It is difficult to find a rational argument for a state-run lottery. Even if the state wants to promote it as a good thing, the fact is that people will lose money if they play it. The money spent on tickets could be better spent building an emergency fund or paying off credit card debt.

The most persuasive argument in favor of state-run lotteries is that they provide a useful revenue stream for state budgets. But this argument relies on two assumptions that are questionable: that lottery revenue is not a waste of taxpayer money, and that state government has no other choice but to rely on the lottery to meet its spending goals.

The problem with the latter assumption is that state budgets have a number of different funding streams. The lottery is not the only source of revenue and it should be carefully weighed against other options. There are many other ways to increase state revenue, such as reducing taxes on tobacco and gambling.

The Basics of Poker

Poker is a card game that requires both skill and luck to win. It is played with a conventional 52-card deck, and is normally played by two to seven players. There are many variations of the game, but most of them involve betting and raising a wager after each round of cards. The objective is to make a winning hand, and the best way to do this is by using your opponent’s aggression against them.

There are a number of key elements to consider when playing poker, including hand rankings, position, and bet sizing. The first step is to learn these basic concepts so you can start to understand how the game works. It is important to understand the basics, as this will help you avoid making mistakes and maximize your profitability.

As a beginner, it is important to play relatively tight to begin with. This means avoiding playing any crazy hands, especially if you are on the button. Beginners should also focus on maximizing the value of their strong hands, by raising the pot when possible. If you are unsure of how to play your hands, there are plenty of free graphs online that can show you the most profitable strategy for each position.

After the flop, you have two personal cards and five community cards in front of you. Your goal is to create the strongest five-card hand. This can be achieved in many different ways, depending on the situation and the type of poker you are playing.

You can win a lot of money by making a strong straight or flush, or you can bluff and force your opponents to fold a weak hand. A straight or flush is any five consecutive cards of the same rank, while a full house consists of three matching cards and two unmatched cards. A pair is two cards of the same rank, and a three of a kind consists of three matching cards.

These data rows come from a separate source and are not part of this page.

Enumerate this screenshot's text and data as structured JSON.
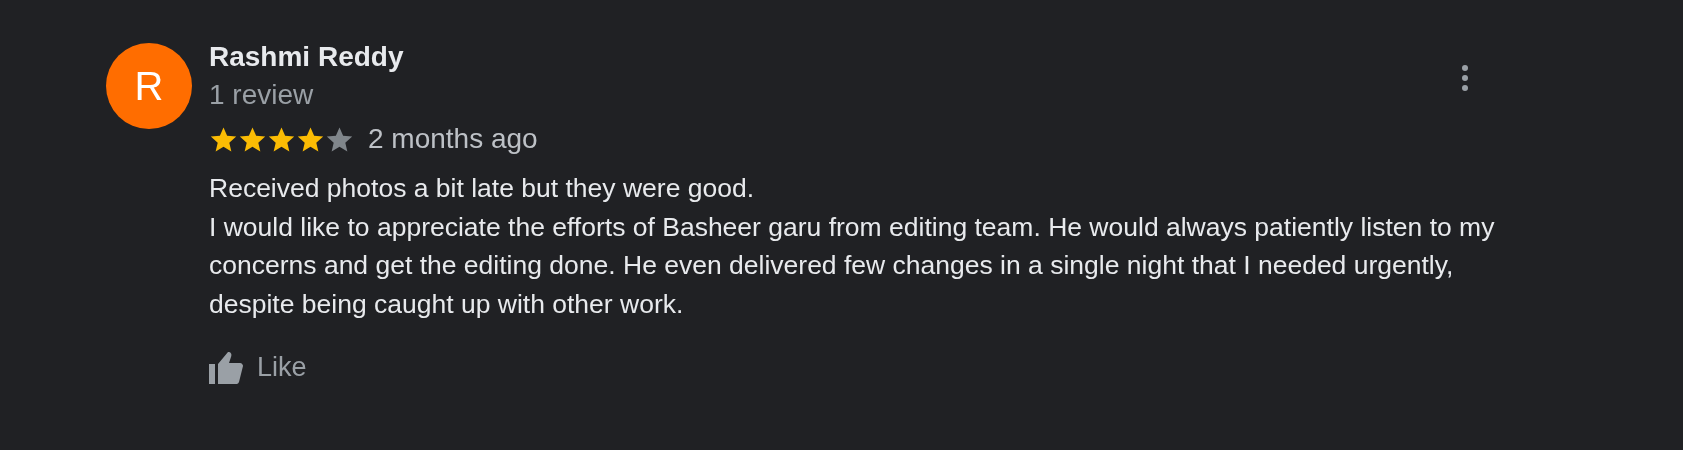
{
  "review": {
    "avatar_letter": "R",
    "author": "Rashmi Reddy",
    "review_count": "1 review",
    "stars": 4,
    "time": "2 months ago",
    "paragraphs": [
      "Received photos a bit late but they were good.",
      "I would like to appreciate the efforts of Basheer garu from editing team. He would always patiently listen to my concerns and get the editing done. He even delivered few changes in a single night that I needed urgently, despite being caught up with other work."
    ],
    "like_label": "Like"
  }
}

The game of poker is a fast-paced, mentally intensive activity. It is vital to ensure that you are in a good state of mind when playing, and that you take frequent breaks. If you find yourself feeling stressed, frustrated, or angry, it is best to walk away from the table and come back another day. This will not only improve your game, but it will also be safer for you and your opponents.